To Eat Less, Imagine Every Bite

Credit: Dreamstime. (Image credit: Dreamstime.)

Craving a candy bar? Dive right into your fantasy of eating every chocolaty bite. New research suggests such detailed imagery could actually help you eat less.

People who imagined every chew and swallow of a food ate less of that food when given the chance to than people who imagined other mundane tasks or visualized other foods, according to a study published today (Dec. 9) in the journal Science. The findings may help people learn to manage their food intake outside the lab, researchers say. [7 Diet Tricks That Really Work]

Force of habituation

People get more excited about the first bite of a burger than the tenth because of a process called habituation. Habituation is a bit like boredom: Your brain has been there, done that, and it's just not going to get excited about that particular stimulus anymore.

In fact, habituation is one of the major cues people use to stop eating. Feelings of fullness kick in too late to slow people down during a meal, so people rely on psychological processes and outside cues to know when to put down the fork, said study researcher Carey Morewedge, a Carnegie Mellon University psychologist.

In the new study, Morewedge and his colleagues were interested in how imagined cues could affect consumption. Imagination can elicit the same physical responses as real-life experience, Morewedge said. But all of the research on craving suggested that instead of making people want to eat less, imagining food makes them want to eat more: Picture a warm loaf of bread coming out of the oven, for example.

"People seem to habituate to all these different kinds of stimuli," Morewedge told LiveScience. "We were wondering, 'Why do cravings seem to be a unique exception?'"

Hunger games

Morewedge and his colleagues suspected that the kind of imagery people build around food might be the reason. Imagining completing a task activates the same neural circuits as really doing the task, so the researchers suspected that people might habituate to foods just by imagining eating them.

So Morewedge and his colleagues asked volunteers to mentally picture eating 30 M&Ms and putting three quarters into a washing machine. A second group imagined putting 30 quarters into a washing machine and eating three M&Ms.

Next, the researchers asked both groups to eat some M&Ms out of a bowl in preparation for a "taste test." Then they surreptitiously weighed the bowl.

Volunteers who imagined eating 30 M&Ms ate about half as many real M&Ms as those who imagined eating three candies, the researchers found. Three imagined M&Ms didn't induce habituation, they reported, but imagining eating ten times more habituated people as if they'd really let all those M&Ms melt in their mouths.

The absolute differences between actual M&M consumption were small, with the first group eating 2 grams to the second group's 4 grams, but the pattern held in four other experiments: People who imagined the process of eating a food ate about half as much as people who imagined moving a food around, eating another food (in this case, cheddar cheese), or doing another task.

"Merely thinking of a food does increase our appetite for the food, but if we perform the mental imagery that would accompany its actual consumption, this kind of thought actually decreases our desire for the food," Morewedge said.

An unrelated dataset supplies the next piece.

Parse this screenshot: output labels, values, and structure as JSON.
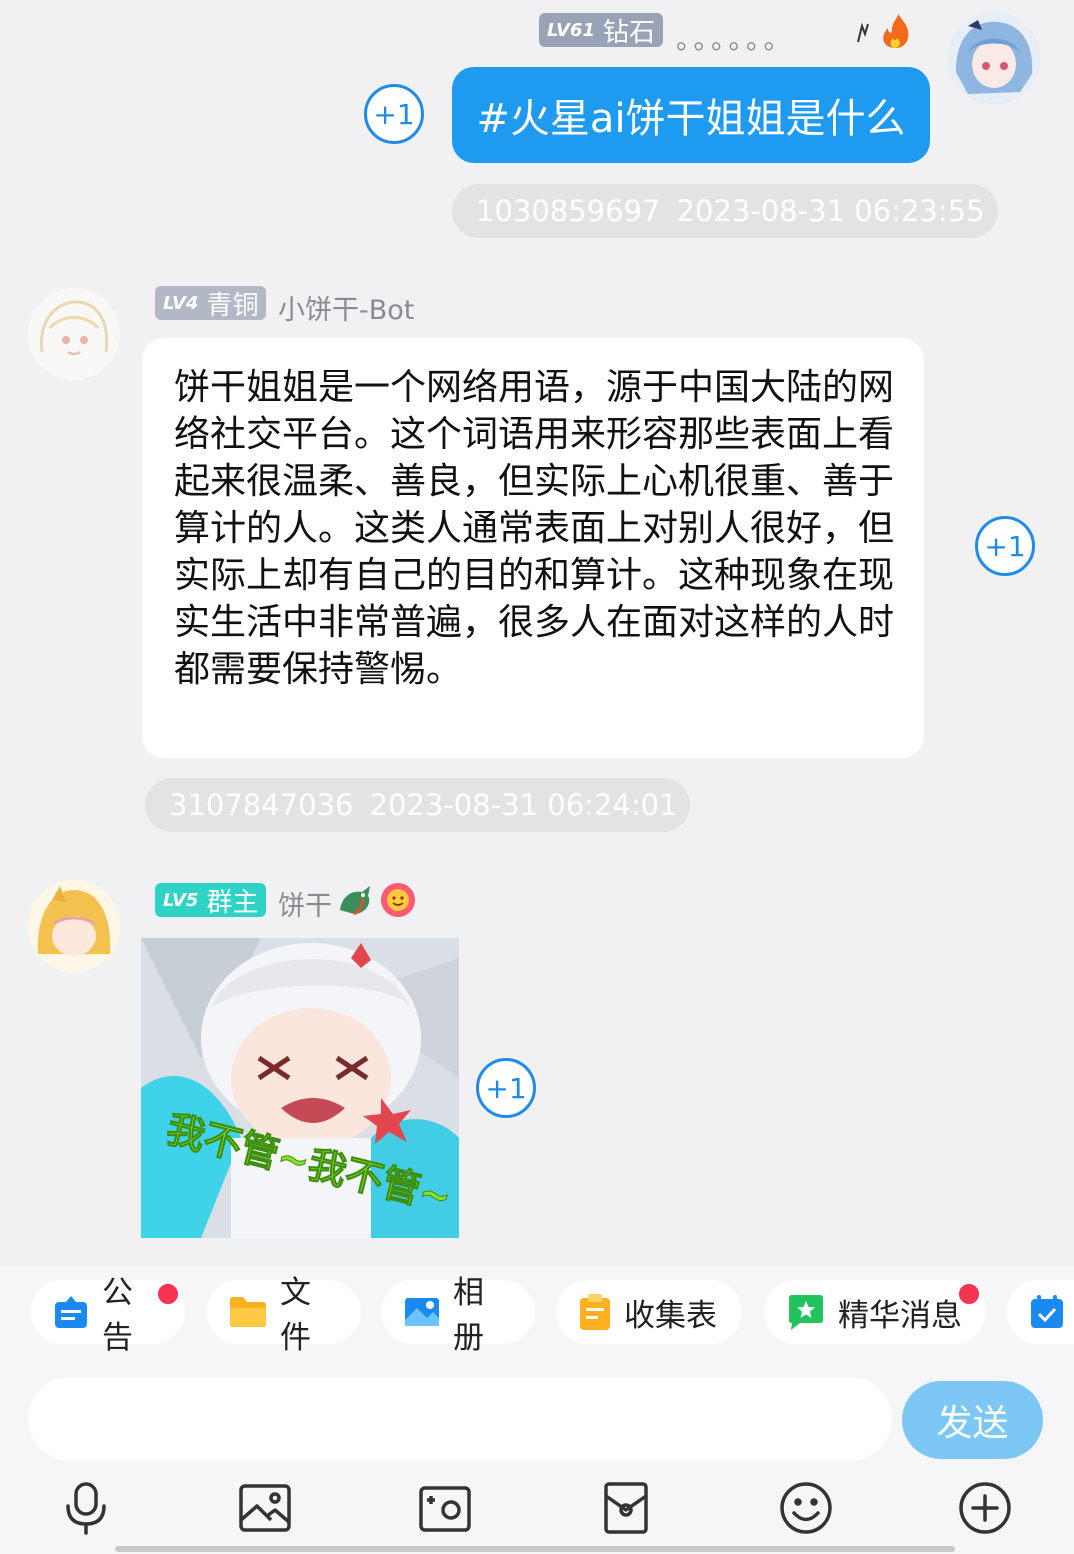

The imagination diet

Imagining a food didn't decrease people's ratings of how much they enjoyed that food, Morewedge said, so it wasn't a growing dislike of the imagined food driving the effect. Hunger couldn't explain the difference either, he said: Participants who rated themselves as more hungry during the experiments showed the same habituation effect.

"Thinking about food has many of the same effects on eating as actually eating the food," Leonard Epstein, a professor of pediatrics and social and preventive medicine at the University of Buffalo, told LiveScience. "That's new."

Epstein, who was not involved in the study, called the research "very, very creative."

"I'd like to extend this to other types of food, to see whether this effect lasts or whether it's a one-time thing," Epstein said.

The researchers are now investigating the phenomenon in more detail, including asking people to come to the lab hungry so they can control the amount of food they eat before trying the imagination task. Ongoing studies will look into how long the imagination effect lasts and how strong it is in real-world settings, Morewedge said.

You can follow LiveScience Senior Writer Stephanie Pappas on Twitter @sipappas

Stephanie Pappas
Live Science Contributor

Stephanie Pappas is a contributing writer for Live Science, covering topics ranging from geoscience to archaeology to the human brain and behavior. She was previously a senior writer for Live Science but is now a freelancer based in Denver, Colorado, and regularly contributes to Scientific American and The Monitor, the monthly magazine of the American Psychological Association. Stephanie received a bachelor's degree in psychology from the University of South Carolina and a graduate certificate in science communication from the University of California, Santa Cruz.